The conflict between the Antiochan and Alexandrian vision of Christian thought finally culminated in the first ecumenical council of the Church, the Council of Nicaea (or Nicea), which was convened by Constantine in 325. The man who brought the crisis to a head was Arius, who embraced the Antiochan view, but who labored in Alexandria. Arianism was condemned at Nicaea, but the Arian understanding of Christian teaching has continued to this day.
In this lesson we examine the major tenants of Arian Christianity, and we look briefly at the 325 version of the Nicene Creed. In this important affirmation of faith, Trinity is accepted as the orthodox position, and the true deity and humanity of Christ are affirmed, although later councils would further clarify those points.
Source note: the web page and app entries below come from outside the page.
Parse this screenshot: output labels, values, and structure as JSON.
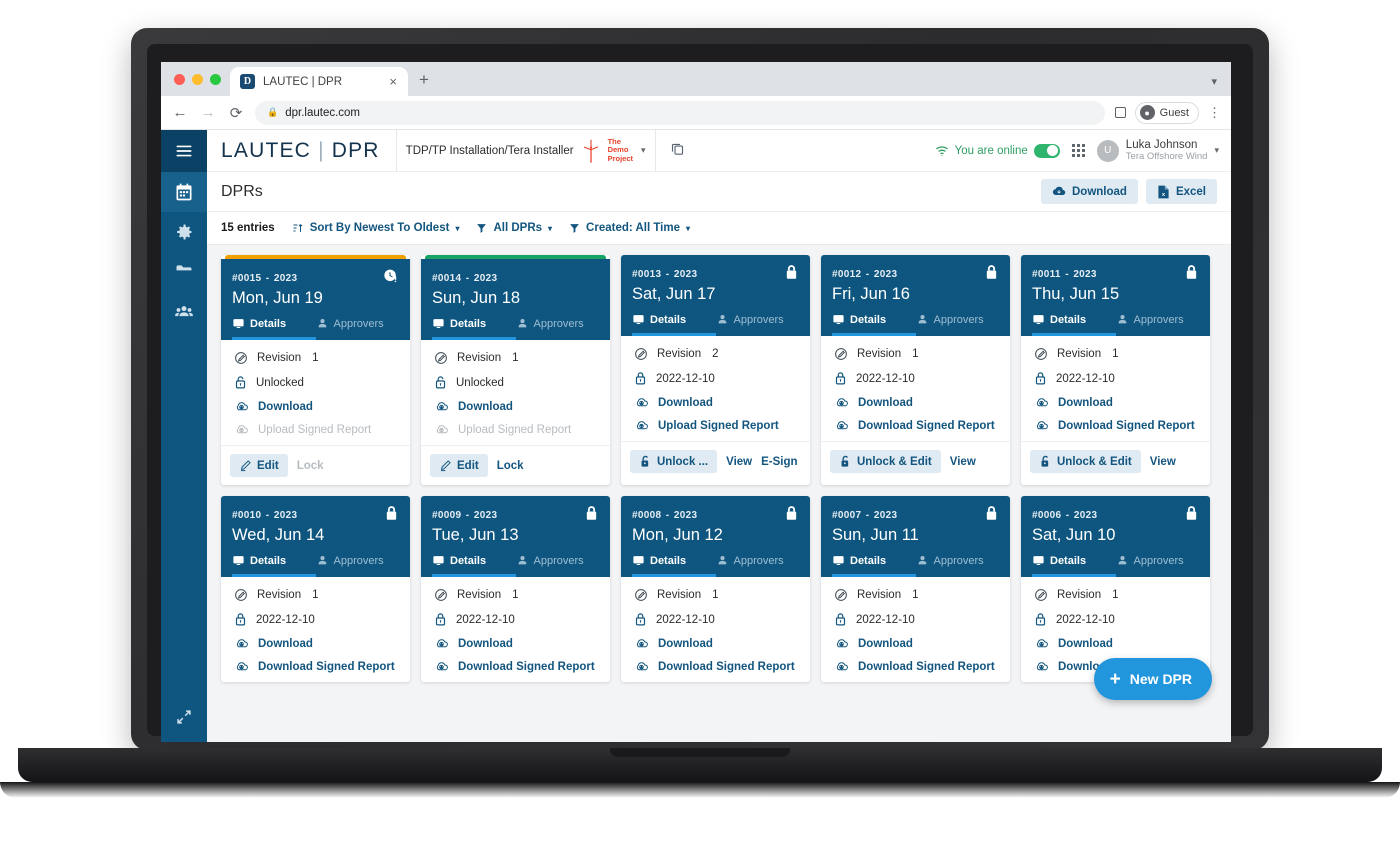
{
  "browser": {
    "tab_title": "LAUTEC | DPR",
    "tab_favicon_letter": "D",
    "new_tab_label": "+",
    "close_label": "×",
    "url": "dpr.lautec.com",
    "profile_label": "Guest"
  },
  "sidebar": {
    "items": [
      {
        "name": "menu-toggle",
        "icon": "hamburger-icon"
      },
      {
        "name": "calendar",
        "icon": "calendar-icon",
        "active": true
      },
      {
        "name": "settings",
        "icon": "gear-icon",
        "active": false
      },
      {
        "name": "files",
        "icon": "folder-icon",
        "active": false
      },
      {
        "name": "people",
        "icon": "people-icon",
        "active": false
      }
    ],
    "bottom_icon": "expand-arrows-icon"
  },
  "appbar": {
    "brand_primary": "LAUTEC",
    "brand_divider": "|",
    "brand_secondary": "DPR",
    "project_name": "TDP/TP Installation/Tera Installer",
    "project_badge_lines": [
      "The",
      "Demo",
      "Project"
    ],
    "project_caret": "▾",
    "copy_icon": "copy-icon",
    "online_text": "You are online",
    "online_color": "#2e9e62",
    "apps_icon": "app-grid-icon",
    "user_initial": "U",
    "user_name": "Luka Johnson",
    "user_org": "Tera Offshore Wind",
    "user_caret": "▾"
  },
  "page": {
    "title": "DPRs",
    "download_label": "Download",
    "excel_label": "Excel"
  },
  "filters": {
    "entries": "15 entries",
    "sort_label": "Sort By Newest To Oldest",
    "type_label": "All DPRs",
    "created_label": "Created: All Time",
    "caret": "▾"
  },
  "fab": {
    "label": "New DPR",
    "plus": "+",
    "color": "#2196dd"
  },
  "labels": {
    "details": "Details",
    "approvers": "Approvers",
    "revision": "Revision",
    "unlocked": "Unlocked",
    "download": "Download",
    "upload_signed": "Upload Signed Report",
    "download_signed": "Download Signed Report",
    "edit": "Edit",
    "lock": "Lock",
    "unlock_short": "Unlock ...",
    "unlock_edit": "Unlock & Edit",
    "view": "View",
    "esign": "E-Sign"
  },
  "cards": [
    {
      "id": "#0015",
      "sep": "-",
      "year": "2023",
      "date": "Mon, Jun 19",
      "accent": "orange",
      "status_icon": "clock-alert-icon",
      "revision": "1",
      "lock_row": "Unlocked",
      "lock_icon": "unlocked-icon",
      "download": "Download",
      "download_state": "link",
      "secondary": "Upload Signed Report",
      "secondary_state": "muted",
      "actions": [
        {
          "label": "Edit",
          "kind": "button",
          "icon": "pencil-icon"
        },
        {
          "label": "Lock",
          "kind": "link-muted"
        }
      ]
    },
    {
      "id": "#0014",
      "sep": "-",
      "year": "2023",
      "date": "Sun, Jun 18",
      "accent": "green",
      "status_icon": "",
      "revision": "1",
      "lock_row": "Unlocked",
      "lock_icon": "unlocked-icon",
      "download": "Download",
      "download_state": "link",
      "secondary": "Upload Signed Report",
      "secondary_state": "muted",
      "actions": [
        {
          "label": "Edit",
          "kind": "button",
          "icon": "pencil-icon"
        },
        {
          "label": "Lock",
          "kind": "link"
        }
      ]
    },
    {
      "id": "#0013",
      "sep": "-",
      "year": "2023",
      "date": "Sat, Jun 17",
      "accent": "none",
      "status_icon": "locked-icon",
      "revision": "2",
      "lock_row": "2022-12-10",
      "lock_icon": "locked-icon",
      "download": "Download",
      "download_state": "link",
      "secondary": "Upload Signed Report",
      "secondary_state": "link",
      "actions": [
        {
          "label": "Unlock ...",
          "kind": "button",
          "icon": "unlock-icon"
        },
        {
          "label": "View",
          "kind": "link"
        },
        {
          "label": "E-Sign",
          "kind": "link"
        }
      ]
    },
    {
      "id": "#0012",
      "sep": "-",
      "year": "2023",
      "date": "Fri, Jun 16",
      "accent": "none",
      "status_icon": "locked-icon",
      "revision": "1",
      "lock_row": "2022-12-10",
      "lock_icon": "locked-icon",
      "download": "Download",
      "download_state": "link",
      "secondary": "Download Signed Report",
      "secondary_state": "link",
      "actions": [
        {
          "label": "Unlock & Edit",
          "kind": "button",
          "icon": "unlock-icon"
        },
        {
          "label": "View",
          "kind": "link"
        }
      ]
    },
    {
      "id": "#0011",
      "sep": "-",
      "year": "2023",
      "date": "Thu, Jun 15",
      "accent": "none",
      "status_icon": "locked-icon",
      "revision": "1",
      "lock_row": "2022-12-10",
      "lock_icon": "locked-icon",
      "download": "Download",
      "download_state": "link",
      "secondary": "Download Signed Report",
      "secondary_state": "link",
      "actions": [
        {
          "label": "Unlock & Edit",
          "kind": "button",
          "icon": "unlock-icon"
        },
        {
          "label": "View",
          "kind": "link"
        }
      ]
    },
    {
      "id": "#0010",
      "sep": "-",
      "year": "2023",
      "date": "Wed, Jun 14",
      "accent": "none",
      "status_icon": "locked-icon",
      "revision": "1",
      "lock_row": "2022-12-10",
      "lock_icon": "locked-icon",
      "download": "Download",
      "download_state": "link",
      "secondary": "Download Signed Report",
      "secondary_state": "link",
      "actions": []
    },
    {
      "id": "#0009",
      "sep": "-",
      "year": "2023",
      "date": "Tue, Jun 13",
      "accent": "none",
      "status_icon": "locked-icon",
      "revision": "1",
      "lock_row": "2022-12-10",
      "lock_icon": "locked-icon",
      "download": "Download",
      "download_state": "link",
      "secondary": "Download Signed Report",
      "secondary_state": "link",
      "actions": []
    },
    {
      "id": "#0008",
      "sep": "-",
      "year": "2023",
      "date": "Mon, Jun 12",
      "accent": "none",
      "status_icon": "locked-icon",
      "revision": "1",
      "lock_row": "2022-12-10",
      "lock_icon": "locked-icon",
      "download": "Download",
      "download_state": "link",
      "secondary": "Download Signed Report",
      "secondary_state": "link",
      "actions": []
    },
    {
      "id": "#0007",
      "sep": "-",
      "year": "2023",
      "date": "Sun, Jun 11",
      "accent": "none",
      "status_icon": "locked-icon",
      "revision": "1",
      "lock_row": "2022-12-10",
      "lock_icon": "locked-icon",
      "download": "Download",
      "download_state": "link",
      "secondary": "Download Signed Report",
      "secondary_state": "link",
      "actions": []
    },
    {
      "id": "#0006",
      "sep": "-",
      "year": "2023",
      "date": "Sat, Jun 10",
      "accent": "none",
      "status_icon": "locked-icon",
      "revision": "1",
      "lock_row": "2022-12-10",
      "lock_icon": "locked-icon",
      "download": "Download",
      "download_state": "link",
      "secondary": "Download Signed Report",
      "secondary_state": "link",
      "actions": []
    }
  ]
}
Although the church has certainly added more to its understanding of the nature of God over the centuries, orthodox Christianity has never rejected this foundational statement of faith, and for that reason, this council stands as the first universal (or ecumenical) creedal statement in history. (Note to user - the PowerPoint presentation is included here, but technical difficulties prevented recording the in-class video. My apologies).
This wide ranging course starts with the pre-Socratic philosophers of the ancient world, and traces the history of philosophical speculation across the ages up to the present. Included along the way is special attention to the greatest Christian thinkers in history, including Augustine, Anselm, Aquinas, Luther, Calvin and many others.